*** Block opens ***
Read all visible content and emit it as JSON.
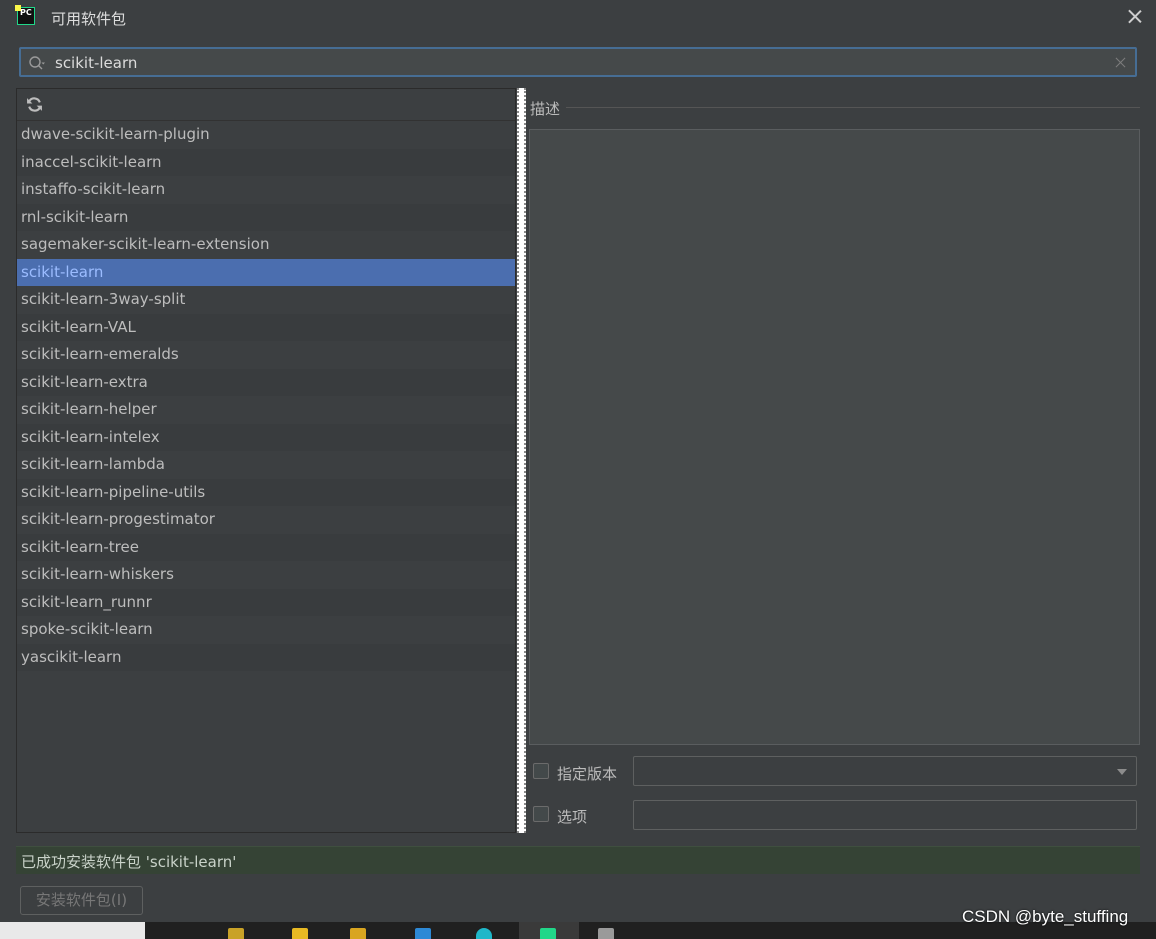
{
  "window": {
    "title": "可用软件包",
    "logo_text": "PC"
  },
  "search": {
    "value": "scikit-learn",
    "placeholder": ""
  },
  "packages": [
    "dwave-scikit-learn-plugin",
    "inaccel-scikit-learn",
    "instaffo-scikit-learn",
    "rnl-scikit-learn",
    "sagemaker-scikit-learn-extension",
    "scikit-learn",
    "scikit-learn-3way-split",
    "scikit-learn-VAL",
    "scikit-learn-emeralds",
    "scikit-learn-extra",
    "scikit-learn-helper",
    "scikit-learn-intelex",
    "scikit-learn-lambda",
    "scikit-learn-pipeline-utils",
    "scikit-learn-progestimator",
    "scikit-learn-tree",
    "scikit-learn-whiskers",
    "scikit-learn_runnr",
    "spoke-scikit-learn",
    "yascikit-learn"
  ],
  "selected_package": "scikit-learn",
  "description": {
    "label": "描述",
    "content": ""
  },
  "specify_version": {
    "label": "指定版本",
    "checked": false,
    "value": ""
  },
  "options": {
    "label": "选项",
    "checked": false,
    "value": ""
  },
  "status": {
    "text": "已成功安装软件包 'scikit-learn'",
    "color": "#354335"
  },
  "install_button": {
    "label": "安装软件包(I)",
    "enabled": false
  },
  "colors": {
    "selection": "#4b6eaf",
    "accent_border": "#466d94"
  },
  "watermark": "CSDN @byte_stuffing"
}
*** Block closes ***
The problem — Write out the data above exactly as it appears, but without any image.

Task answer —
Read all visible content and emit it as JSON.
{
  "window": {
    "title": "可用软件包",
    "logo_text": "PC"
  },
  "search": {
    "value": "scikit-learn",
    "placeholder": ""
  },
  "packages": [
    "dwave-scikit-learn-plugin",
    "inaccel-scikit-learn",
    "instaffo-scikit-learn",
    "rnl-scikit-learn",
    "sagemaker-scikit-learn-extension",
    "scikit-learn",
    "scikit-learn-3way-split",
    "scikit-learn-VAL",
    "scikit-learn-emeralds",
    "scikit-learn-extra",
    "scikit-learn-helper",
    "scikit-learn-intelex",
    "scikit-learn-lambda",
    "scikit-learn-pipeline-utils",
    "scikit-learn-progestimator",
    "scikit-learn-tree",
    "scikit-learn-whiskers",
    "scikit-learn_runnr",
    "spoke-scikit-learn",
    "yascikit-learn"
  ],
  "selected_package": "scikit-learn",
  "description": {
    "label": "描述",
    "content": ""
  },
  "specify_version": {
    "label": "指定版本",
    "checked": false,
    "value": ""
  },
  "options": {
    "label": "选项",
    "checked": false,
    "value": ""
  },
  "status": {
    "text": "已成功安装软件包 'scikit-learn'",
    "color": "#354335"
  },
  "install_button": {
    "label": "安装软件包(I)",
    "enabled": false
  },
  "colors": {
    "selection": "#4b6eaf",
    "accent_border": "#466d94"
  },
  "watermark": "CSDN @byte_stuffing"
}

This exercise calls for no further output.